Dataset rows for apps and sites
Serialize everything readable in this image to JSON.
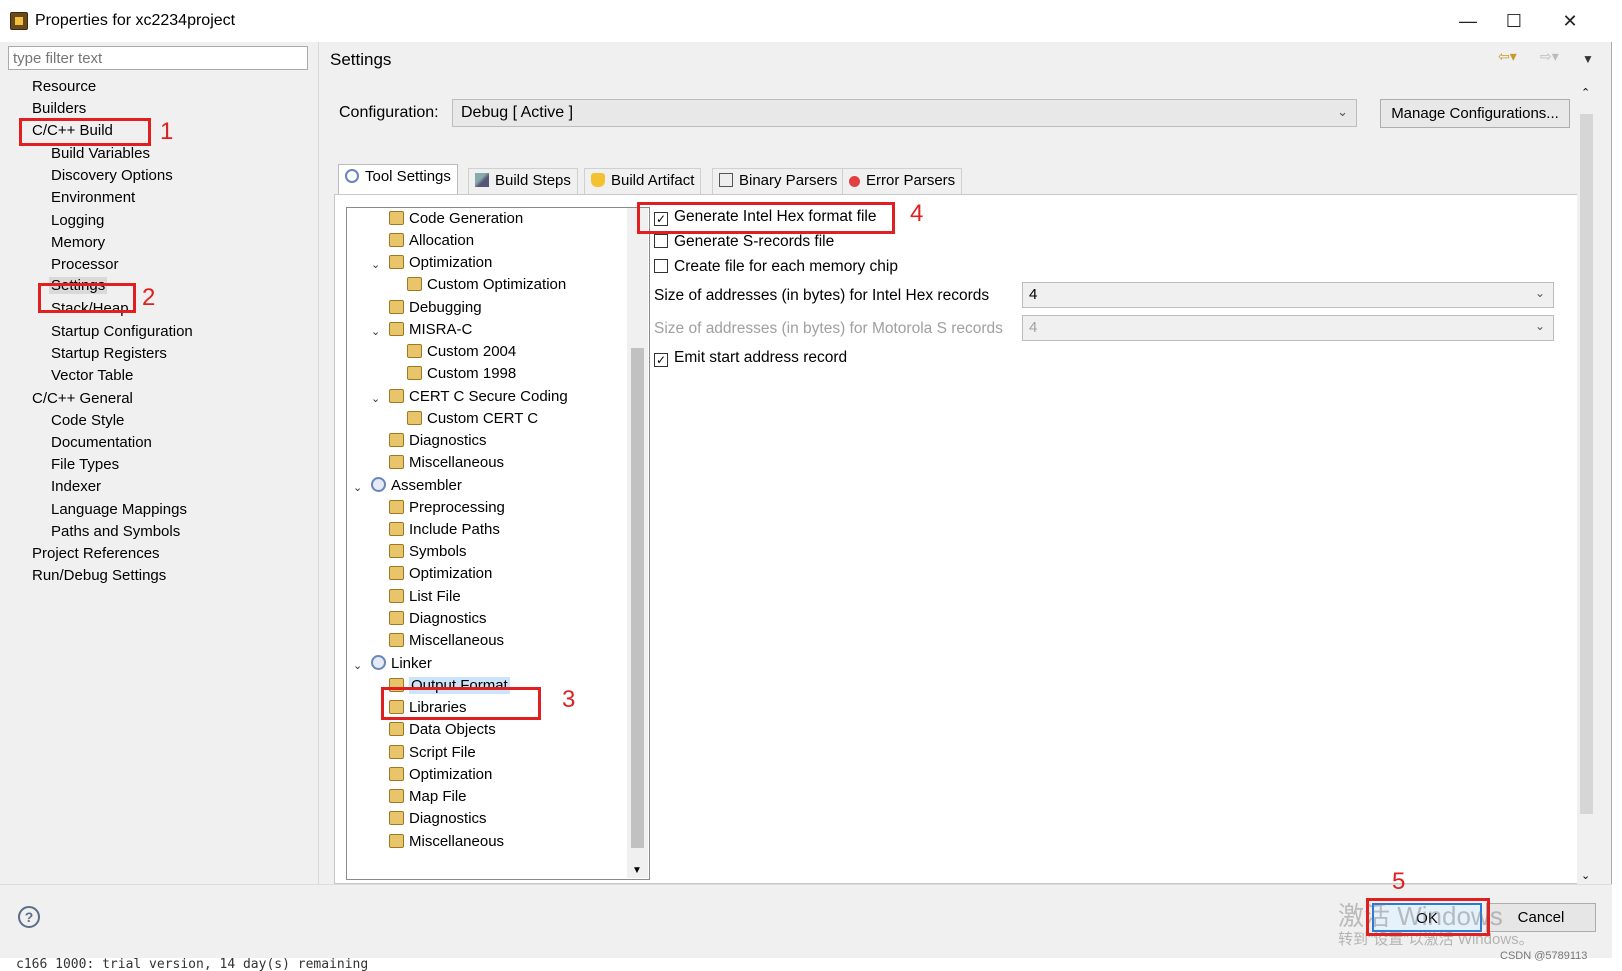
{
  "window": {
    "title": "Properties for xc2234project",
    "minimize": "—",
    "maximize": "☐",
    "close": "✕"
  },
  "filter": {
    "placeholder": "type filter text"
  },
  "nav": {
    "items": [
      "Resource",
      "Builders",
      "C/C++ Build",
      "Build Variables",
      "Discovery Options",
      "Environment",
      "Logging",
      "Memory",
      "Processor",
      "Settings",
      "Stack/Heap",
      "Startup Configuration",
      "Startup Registers",
      "Vector Table",
      "C/C++ General",
      "Code Style",
      "Documentation",
      "File Types",
      "Indexer",
      "Language Mappings",
      "Paths and Symbols",
      "Project References",
      "Run/Debug Settings"
    ]
  },
  "page": {
    "title": "Settings",
    "config_label": "Configuration:",
    "config_value": "Debug  [ Active ]",
    "manage_button": "Manage Configurations..."
  },
  "tabs": [
    "Tool Settings",
    "Build Steps",
    "Build Artifact",
    "Binary Parsers",
    "Error Parsers"
  ],
  "tool_tree": {
    "items": [
      "Code Generation",
      "Allocation",
      "Optimization",
      "Custom Optimization",
      "Debugging",
      "MISRA-C",
      "Custom 2004",
      "Custom 1998",
      "CERT C Secure Coding",
      "Custom CERT C",
      "Diagnostics",
      "Miscellaneous",
      "Assembler",
      "Preprocessing",
      "Include Paths",
      "Symbols",
      "Optimization",
      "List File",
      "Diagnostics",
      "Miscellaneous",
      "Linker",
      "Output Format",
      "Libraries",
      "Data Objects",
      "Script File",
      "Optimization",
      "Map File",
      "Diagnostics",
      "Miscellaneous"
    ]
  },
  "options": {
    "hex": {
      "label": "Generate Intel Hex format file",
      "checked": true
    },
    "srec": {
      "label": "Generate S-records file",
      "checked": false
    },
    "perchip": {
      "label": "Create file for each memory chip",
      "checked": false
    },
    "hex_size_label": "Size of addresses (in bytes) for Intel Hex records",
    "hex_size_value": "4",
    "srec_size_label": "Size of addresses (in bytes) for Motorola S records",
    "srec_size_value": "4",
    "emit": {
      "label": "Emit start address record",
      "checked": true
    },
    "check_mark": "✓"
  },
  "footer": {
    "help": "?",
    "ok": "OK",
    "cancel": "Cancel",
    "watermark_line1": "激活 Windows",
    "watermark_line2": "转到\"设置\"以激活 Windows。",
    "csdn": "CSDN @5789113"
  },
  "console": {
    "line": "c166 1000: trial version, 14 day(s) remaining"
  },
  "annotations": [
    "1",
    "2",
    "3",
    "4",
    "5"
  ],
  "colors": {
    "annotation": "#e02020",
    "selection": "#cce4f7",
    "ok_border": "#2a7ad9"
  }
}
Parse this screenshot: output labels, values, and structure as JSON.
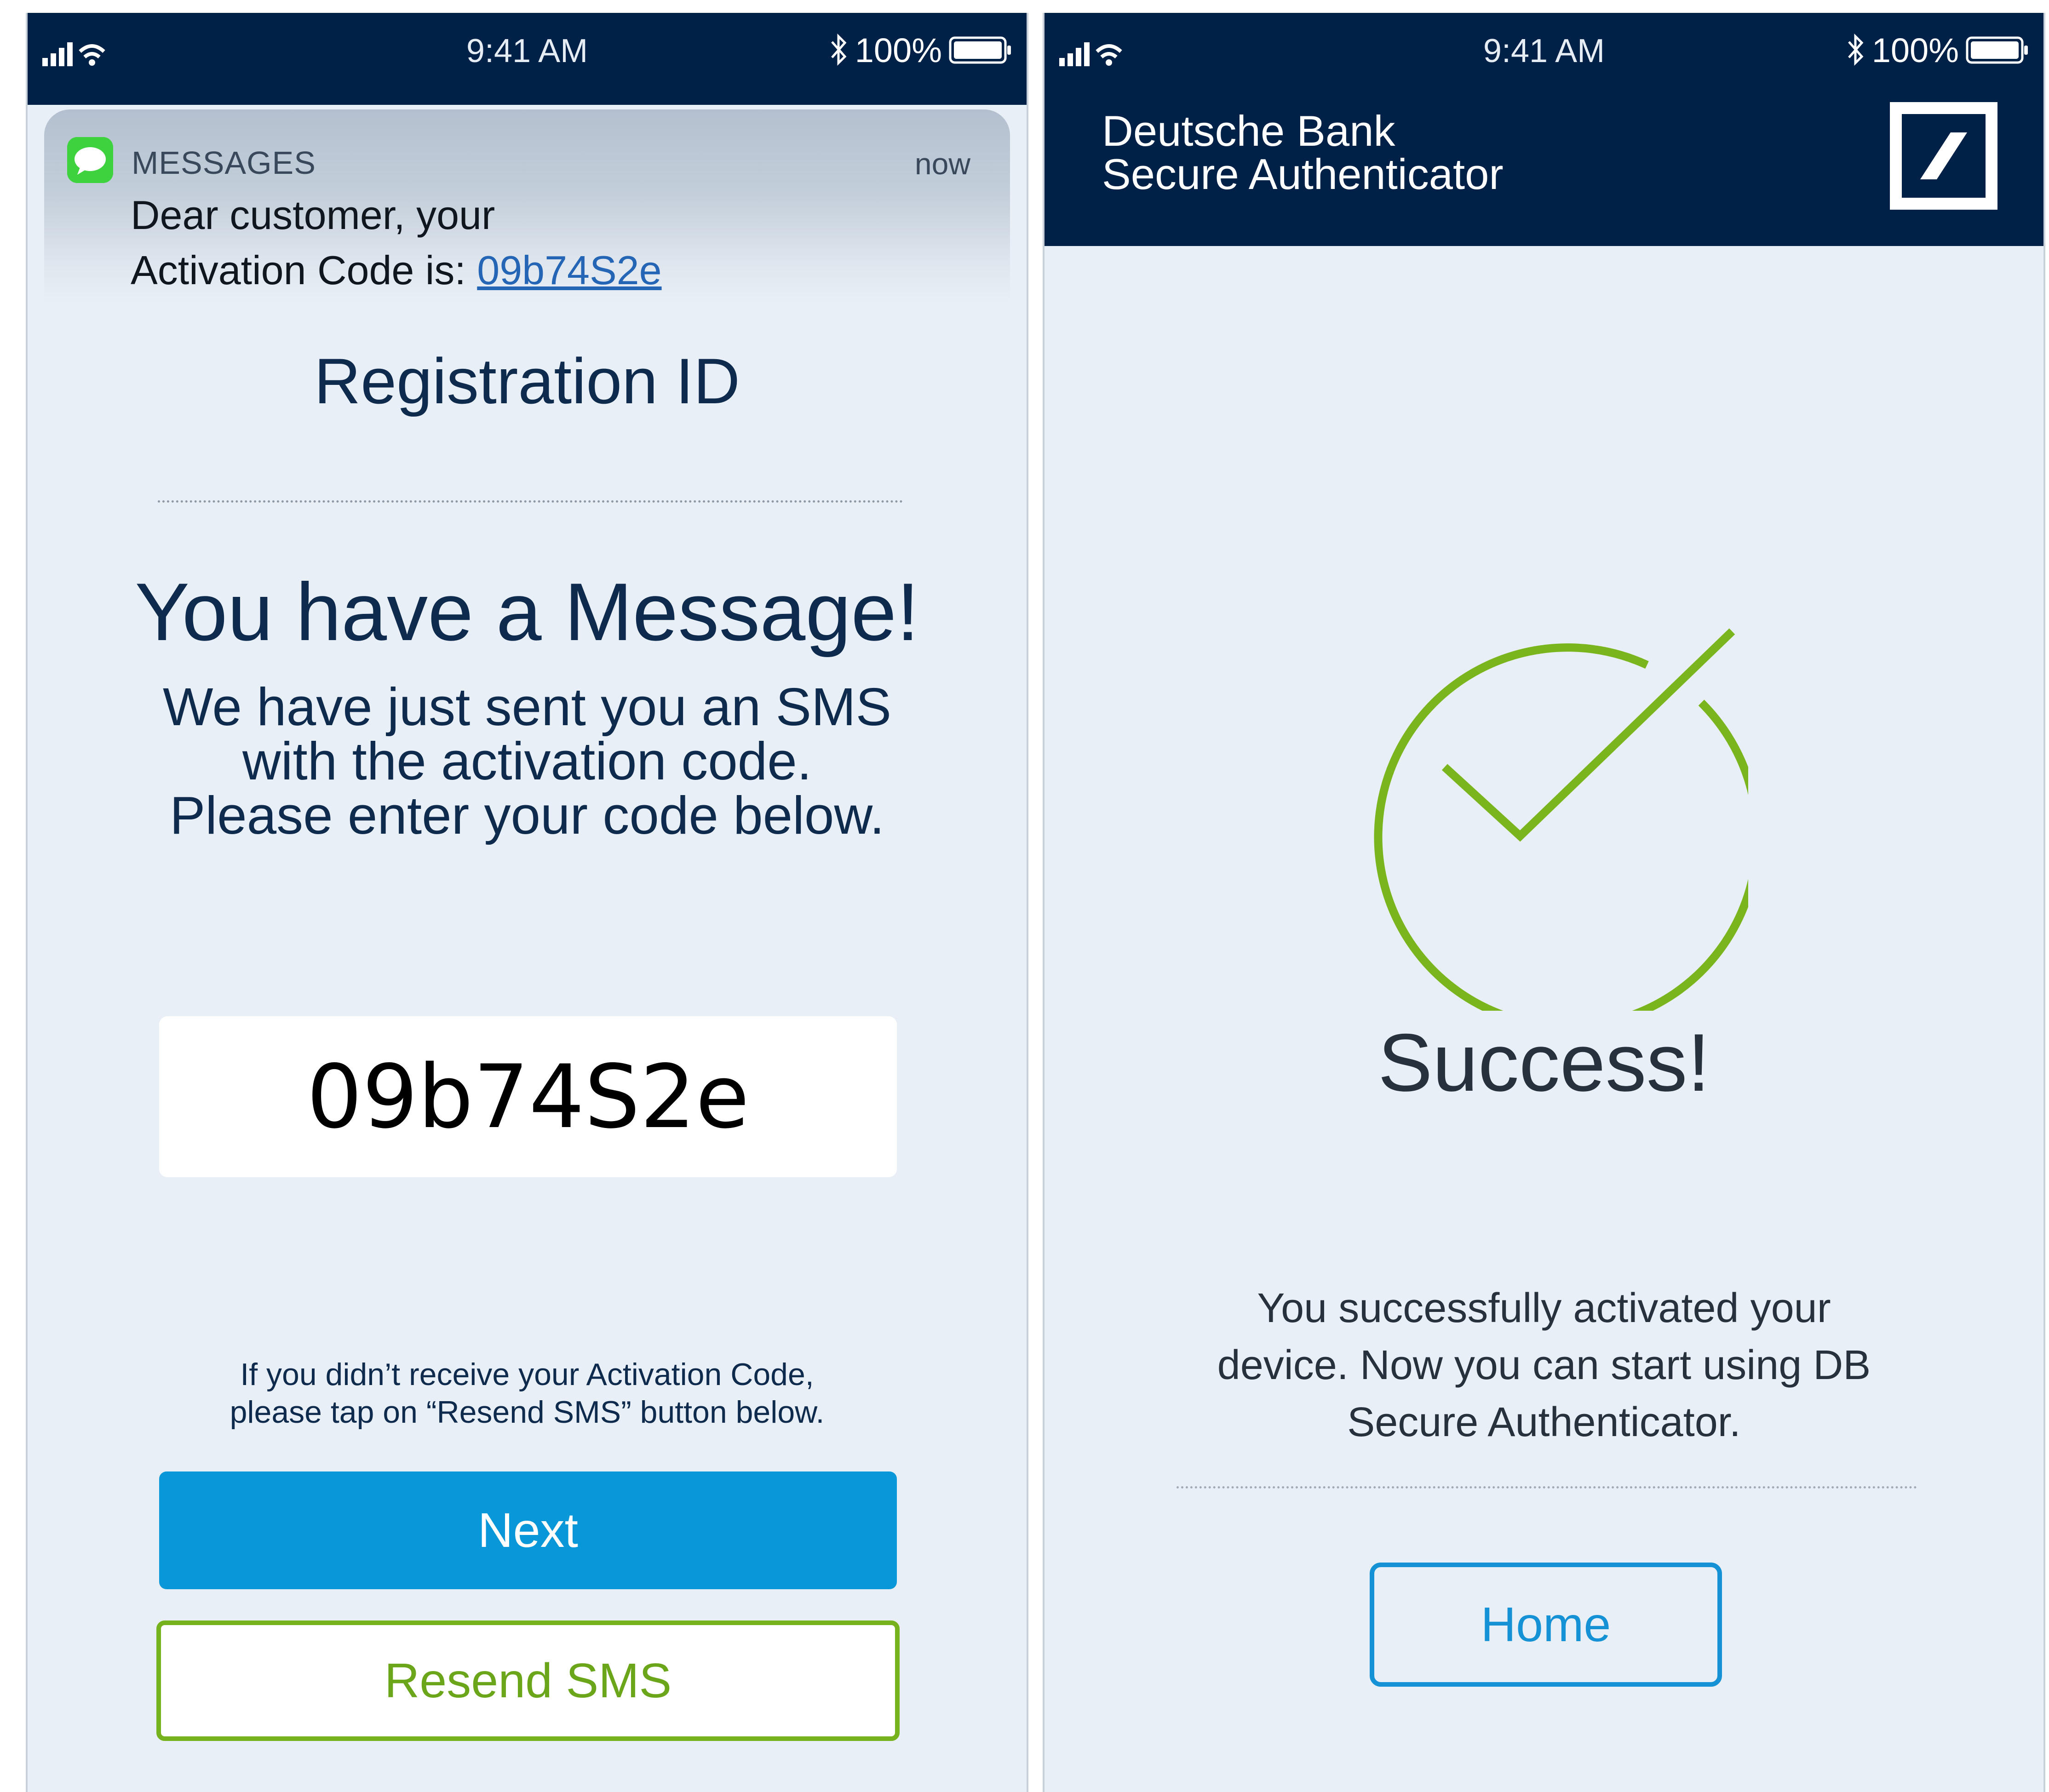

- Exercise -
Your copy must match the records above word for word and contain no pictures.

- Output of the exercise -
Serialize everything readable in this image to JSON.
{
  "window": {
    "title": "Properties for xc2234project",
    "minimize": "—",
    "maximize": "☐",
    "close": "✕"
  },
  "filter": {
    "placeholder": "type filter text"
  },
  "nav": {
    "items": [
      "Resource",
      "Builders",
      "C/C++ Build",
      "Build Variables",
      "Discovery Options",
      "Environment",
      "Logging",
      "Memory",
      "Processor",
      "Settings",
      "Stack/Heap",
      "Startup Configuration",
      "Startup Registers",
      "Vector Table",
      "C/C++ General",
      "Code Style",
      "Documentation",
      "File Types",
      "Indexer",
      "Language Mappings",
      "Paths and Symbols",
      "Project References",
      "Run/Debug Settings"
    ]
  },
  "page": {
    "title": "Settings",
    "config_label": "Configuration:",
    "config_value": "Debug  [ Active ]",
    "manage_button": "Manage Configurations..."
  },
  "tabs": [
    "Tool Settings",
    "Build Steps",
    "Build Artifact",
    "Binary Parsers",
    "Error Parsers"
  ],
  "tool_tree": {
    "items": [
      "Code Generation",
      "Allocation",
      "Optimization",
      "Custom Optimization",
      "Debugging",
      "MISRA-C",
      "Custom 2004",
      "Custom 1998",
      "CERT C Secure Coding",
      "Custom CERT C",
      "Diagnostics",
      "Miscellaneous",
      "Assembler",
      "Preprocessing",
      "Include Paths",
      "Symbols",
      "Optimization",
      "List File",
      "Diagnostics",
      "Miscellaneous",
      "Linker",
      "Output Format",
      "Libraries",
      "Data Objects",
      "Script File",
      "Optimization",
      "Map File",
      "Diagnostics",
      "Miscellaneous"
    ]
  },
  "options": {
    "hex": {
      "label": "Generate Intel Hex format file",
      "checked": true
    },
    "srec": {
      "label": "Generate S-records file",
      "checked": false
    },
    "perchip": {
      "label": "Create file for each memory chip",
      "checked": false
    },
    "hex_size_label": "Size of addresses (in bytes) for Intel Hex records",
    "hex_size_value": "4",
    "srec_size_label": "Size of addresses (in bytes) for Motorola S records",
    "srec_size_value": "4",
    "emit": {
      "label": "Emit start address record",
      "checked": true
    },
    "check_mark": "✓"
  },
  "footer": {
    "help": "?",
    "ok": "OK",
    "cancel": "Cancel",
    "watermark_line1": "激活 Windows",
    "watermark_line2": "转到\"设置\"以激活 Windows。",
    "csdn": "CSDN @5789113"
  },
  "console": {
    "line": "c166 1000: trial version, 14 day(s) remaining"
  },
  "annotations": [
    "1",
    "2",
    "3",
    "4",
    "5"
  ],
  "colors": {
    "annotation": "#e02020",
    "selection": "#cce4f7",
    "ok_border": "#2a7ad9"
  }
}
Parse this screenshot: output labels, values, and structure as JSON.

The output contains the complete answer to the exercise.